* _TASK DESCRIPTION_
Pictures should not appear in the copy; the records themselves must be written out exactly.

* _MATERIAL PROVIDED_
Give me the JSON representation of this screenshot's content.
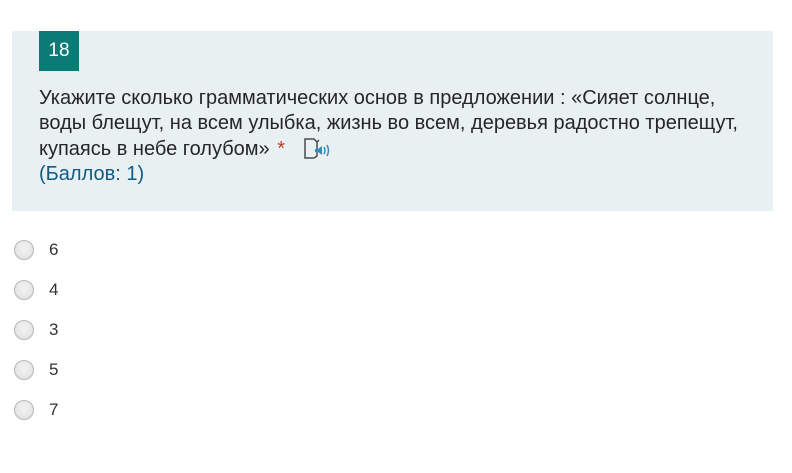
{
  "question": {
    "number": "18",
    "text": "Укажите сколько грамматических основ в предложении : «Сияет солнце, воды блещут, на всем улыбка, жизнь во всем, деревья радостно трепещут, купаясь в небе голубом»",
    "required_mark": "*",
    "points": "(Баллов: 1)",
    "speaker_icon": "speaker-icon"
  },
  "options": [
    {
      "label": "6"
    },
    {
      "label": "4"
    },
    {
      "label": "3"
    },
    {
      "label": "5"
    },
    {
      "label": "7"
    }
  ],
  "colors": {
    "accent": "#0a7c75",
    "card_background": "#e9f0f2",
    "required": "#c0392b"
  }
}
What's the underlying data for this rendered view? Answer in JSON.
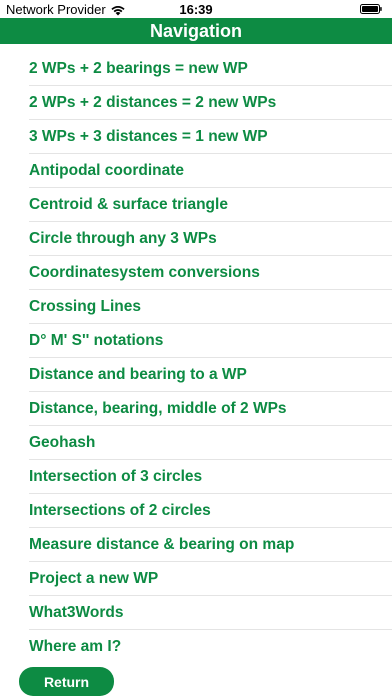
{
  "status_bar": {
    "carrier": "Network Provider",
    "time": "16:39",
    "wifi_icon": "wifi-icon",
    "battery_icon": "battery-icon"
  },
  "nav": {
    "title": "Navigation"
  },
  "menu": {
    "items": [
      {
        "label": "2 WPs + 2 bearings = new WP"
      },
      {
        "label": "2 WPs + 2 distances = 2 new WPs"
      },
      {
        "label": "3 WPs + 3 distances = 1 new WP"
      },
      {
        "label": "Antipodal coordinate"
      },
      {
        "label": "Centroid & surface triangle"
      },
      {
        "label": "Circle through any 3 WPs"
      },
      {
        "label": "Coordinatesystem conversions"
      },
      {
        "label": "Crossing Lines"
      },
      {
        "label": "D° M' S'' notations"
      },
      {
        "label": "Distance and bearing to a WP"
      },
      {
        "label": "Distance, bearing, middle of 2 WPs"
      },
      {
        "label": "Geohash"
      },
      {
        "label": "Intersection of 3 circles"
      },
      {
        "label": "Intersections of 2 circles"
      },
      {
        "label": "Measure distance & bearing on map"
      },
      {
        "label": "Project a new WP"
      },
      {
        "label": "What3Words"
      },
      {
        "label": "Where am I?"
      }
    ]
  },
  "footer": {
    "return_label": "Return"
  },
  "colors": {
    "accent": "#0d8b43",
    "separator": "#e4e4e4",
    "background": "#ffffff"
  }
}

* _ANSWER AREA_
Give me the JSON representation of this screenshot's content.
{
  "question": {
    "number": "18",
    "text": "Укажите сколько грамматических основ в предложении : «Сияет солнце, воды блещут, на всем улыбка, жизнь во всем, деревья радостно трепещут, купаясь в небе голубом»",
    "required_mark": "*",
    "points": "(Баллов: 1)",
    "speaker_icon": "speaker-icon"
  },
  "options": [
    {
      "label": "6"
    },
    {
      "label": "4"
    },
    {
      "label": "3"
    },
    {
      "label": "5"
    },
    {
      "label": "7"
    }
  ],
  "colors": {
    "accent": "#0a7c75",
    "card_background": "#e9f0f2",
    "required": "#c0392b"
  }
}
What's the underlying data for this rendered view? Answer in JSON.
{
  "status_bar": {
    "carrier": "Network Provider",
    "time": "16:39",
    "wifi_icon": "wifi-icon",
    "battery_icon": "battery-icon"
  },
  "nav": {
    "title": "Navigation"
  },
  "menu": {
    "items": [
      {
        "label": "2 WPs + 2 bearings = new WP"
      },
      {
        "label": "2 WPs + 2 distances = 2 new WPs"
      },
      {
        "label": "3 WPs + 3 distances = 1 new WP"
      },
      {
        "label": "Antipodal coordinate"
      },
      {
        "label": "Centroid & surface triangle"
      },
      {
        "label": "Circle through any 3 WPs"
      },
      {
        "label": "Coordinatesystem conversions"
      },
      {
        "label": "Crossing Lines"
      },
      {
        "label": "D° M' S'' notations"
      },
      {
        "label": "Distance and bearing to a WP"
      },
      {
        "label": "Distance, bearing, middle of 2 WPs"
      },
      {
        "label": "Geohash"
      },
      {
        "label": "Intersection of 3 circles"
      },
      {
        "label": "Intersections of 2 circles"
      },
      {
        "label": "Measure distance & bearing on map"
      },
      {
        "label": "Project a new WP"
      },
      {
        "label": "What3Words"
      },
      {
        "label": "Where am I?"
      }
    ]
  },
  "footer": {
    "return_label": "Return"
  },
  "colors": {
    "accent": "#0d8b43",
    "separator": "#e4e4e4",
    "background": "#ffffff"
  }
}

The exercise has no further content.